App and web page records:
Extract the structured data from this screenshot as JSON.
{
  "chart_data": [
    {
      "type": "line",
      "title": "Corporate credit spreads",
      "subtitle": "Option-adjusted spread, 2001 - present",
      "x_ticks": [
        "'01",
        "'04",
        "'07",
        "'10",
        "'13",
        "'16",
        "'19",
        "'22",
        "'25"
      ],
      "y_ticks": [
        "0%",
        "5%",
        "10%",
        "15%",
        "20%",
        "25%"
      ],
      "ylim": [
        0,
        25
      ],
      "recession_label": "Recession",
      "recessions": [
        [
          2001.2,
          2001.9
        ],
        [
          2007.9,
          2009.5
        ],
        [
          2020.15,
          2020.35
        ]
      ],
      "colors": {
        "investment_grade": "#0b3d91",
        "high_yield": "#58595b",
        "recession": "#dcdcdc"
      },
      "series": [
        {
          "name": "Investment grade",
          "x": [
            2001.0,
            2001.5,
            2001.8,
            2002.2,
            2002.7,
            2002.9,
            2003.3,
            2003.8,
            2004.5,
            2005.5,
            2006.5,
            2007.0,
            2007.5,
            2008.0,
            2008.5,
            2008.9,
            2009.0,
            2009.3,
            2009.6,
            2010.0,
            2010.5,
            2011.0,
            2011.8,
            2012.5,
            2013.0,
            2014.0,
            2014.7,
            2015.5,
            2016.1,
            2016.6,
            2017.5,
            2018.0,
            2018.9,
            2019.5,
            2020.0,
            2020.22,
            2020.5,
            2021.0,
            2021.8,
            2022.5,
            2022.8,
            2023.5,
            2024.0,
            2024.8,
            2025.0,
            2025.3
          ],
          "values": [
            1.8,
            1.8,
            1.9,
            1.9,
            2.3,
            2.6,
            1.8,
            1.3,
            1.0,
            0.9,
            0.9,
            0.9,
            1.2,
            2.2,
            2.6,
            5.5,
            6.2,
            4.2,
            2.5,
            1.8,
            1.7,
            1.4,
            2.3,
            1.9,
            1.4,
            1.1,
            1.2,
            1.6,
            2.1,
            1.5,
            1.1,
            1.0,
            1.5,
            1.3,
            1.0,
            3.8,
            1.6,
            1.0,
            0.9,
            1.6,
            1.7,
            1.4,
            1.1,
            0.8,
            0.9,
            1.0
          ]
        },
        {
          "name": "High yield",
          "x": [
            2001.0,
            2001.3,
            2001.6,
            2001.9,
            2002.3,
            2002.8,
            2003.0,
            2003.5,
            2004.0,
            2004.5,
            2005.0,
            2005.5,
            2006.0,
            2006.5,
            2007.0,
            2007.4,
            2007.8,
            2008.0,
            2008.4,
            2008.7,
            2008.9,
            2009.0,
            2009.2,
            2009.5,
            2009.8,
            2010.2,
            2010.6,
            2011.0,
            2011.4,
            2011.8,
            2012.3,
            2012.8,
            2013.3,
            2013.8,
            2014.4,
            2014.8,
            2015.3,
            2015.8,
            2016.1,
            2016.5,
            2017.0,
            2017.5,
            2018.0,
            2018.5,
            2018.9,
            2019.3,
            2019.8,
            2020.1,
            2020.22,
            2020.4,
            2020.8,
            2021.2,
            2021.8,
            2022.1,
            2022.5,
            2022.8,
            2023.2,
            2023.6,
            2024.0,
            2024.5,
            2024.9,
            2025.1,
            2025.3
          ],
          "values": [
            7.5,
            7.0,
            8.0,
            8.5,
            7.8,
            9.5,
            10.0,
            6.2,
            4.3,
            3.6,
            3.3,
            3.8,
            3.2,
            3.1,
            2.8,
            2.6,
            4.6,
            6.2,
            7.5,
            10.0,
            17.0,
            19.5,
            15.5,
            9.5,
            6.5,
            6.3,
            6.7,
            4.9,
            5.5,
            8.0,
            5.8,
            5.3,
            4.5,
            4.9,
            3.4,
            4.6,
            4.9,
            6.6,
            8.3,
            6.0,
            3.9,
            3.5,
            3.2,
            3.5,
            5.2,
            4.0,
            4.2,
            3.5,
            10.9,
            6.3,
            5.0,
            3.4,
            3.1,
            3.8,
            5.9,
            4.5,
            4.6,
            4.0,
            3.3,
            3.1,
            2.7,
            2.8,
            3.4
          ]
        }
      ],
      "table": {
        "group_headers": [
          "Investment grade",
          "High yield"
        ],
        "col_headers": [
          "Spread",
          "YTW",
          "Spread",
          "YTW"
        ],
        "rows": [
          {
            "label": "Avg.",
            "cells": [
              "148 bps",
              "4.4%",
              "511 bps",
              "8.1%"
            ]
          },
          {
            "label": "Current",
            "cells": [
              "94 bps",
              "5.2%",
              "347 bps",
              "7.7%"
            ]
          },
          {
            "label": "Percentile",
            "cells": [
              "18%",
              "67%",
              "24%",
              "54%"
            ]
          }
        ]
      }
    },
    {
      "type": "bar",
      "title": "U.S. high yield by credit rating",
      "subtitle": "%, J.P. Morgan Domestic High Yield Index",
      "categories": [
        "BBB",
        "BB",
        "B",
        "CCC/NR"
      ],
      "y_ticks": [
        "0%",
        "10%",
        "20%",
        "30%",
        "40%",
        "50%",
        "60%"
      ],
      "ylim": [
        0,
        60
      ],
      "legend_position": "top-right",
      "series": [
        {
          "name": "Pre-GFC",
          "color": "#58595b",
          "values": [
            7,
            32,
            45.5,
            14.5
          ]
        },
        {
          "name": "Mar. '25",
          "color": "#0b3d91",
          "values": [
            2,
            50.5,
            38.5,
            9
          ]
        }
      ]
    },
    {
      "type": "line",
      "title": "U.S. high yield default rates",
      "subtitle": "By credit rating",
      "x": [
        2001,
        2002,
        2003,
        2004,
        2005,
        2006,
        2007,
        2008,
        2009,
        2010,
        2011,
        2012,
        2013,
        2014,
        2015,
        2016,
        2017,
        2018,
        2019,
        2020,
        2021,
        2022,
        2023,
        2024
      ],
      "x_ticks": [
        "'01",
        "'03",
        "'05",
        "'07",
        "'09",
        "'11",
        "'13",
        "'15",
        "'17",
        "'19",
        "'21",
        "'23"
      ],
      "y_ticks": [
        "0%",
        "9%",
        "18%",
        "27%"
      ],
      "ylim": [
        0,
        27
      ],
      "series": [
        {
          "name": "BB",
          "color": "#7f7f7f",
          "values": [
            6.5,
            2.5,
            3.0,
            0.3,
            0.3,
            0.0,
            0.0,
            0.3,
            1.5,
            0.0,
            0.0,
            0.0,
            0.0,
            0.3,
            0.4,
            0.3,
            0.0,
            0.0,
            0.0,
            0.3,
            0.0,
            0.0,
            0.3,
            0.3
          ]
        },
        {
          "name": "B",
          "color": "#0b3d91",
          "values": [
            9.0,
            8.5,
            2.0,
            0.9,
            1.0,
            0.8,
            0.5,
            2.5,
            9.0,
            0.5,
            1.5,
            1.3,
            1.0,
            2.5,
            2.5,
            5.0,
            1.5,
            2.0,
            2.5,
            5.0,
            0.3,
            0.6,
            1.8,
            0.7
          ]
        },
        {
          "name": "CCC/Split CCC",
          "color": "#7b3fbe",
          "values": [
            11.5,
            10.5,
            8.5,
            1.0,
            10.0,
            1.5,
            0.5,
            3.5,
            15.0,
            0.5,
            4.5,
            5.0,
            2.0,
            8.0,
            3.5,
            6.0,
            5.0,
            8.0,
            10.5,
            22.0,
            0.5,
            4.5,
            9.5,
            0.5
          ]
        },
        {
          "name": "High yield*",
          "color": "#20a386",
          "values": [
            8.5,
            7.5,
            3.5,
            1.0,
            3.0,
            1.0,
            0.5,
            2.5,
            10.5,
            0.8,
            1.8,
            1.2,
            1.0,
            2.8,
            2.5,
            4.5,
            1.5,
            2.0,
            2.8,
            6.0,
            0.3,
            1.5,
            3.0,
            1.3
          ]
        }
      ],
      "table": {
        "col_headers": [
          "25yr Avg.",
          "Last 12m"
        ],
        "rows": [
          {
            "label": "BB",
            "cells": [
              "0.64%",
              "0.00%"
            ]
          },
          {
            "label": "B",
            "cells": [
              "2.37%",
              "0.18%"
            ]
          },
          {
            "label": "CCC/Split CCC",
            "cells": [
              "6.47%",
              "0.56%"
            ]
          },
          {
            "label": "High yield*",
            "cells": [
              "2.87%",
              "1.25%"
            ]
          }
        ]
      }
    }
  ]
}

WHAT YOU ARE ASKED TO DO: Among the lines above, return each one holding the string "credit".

COMPLETED EXERCISE:
      "title": "Corporate credit spreads",
      "title": "U.S. high yield by credit rating",
      "subtitle": "By credit rating",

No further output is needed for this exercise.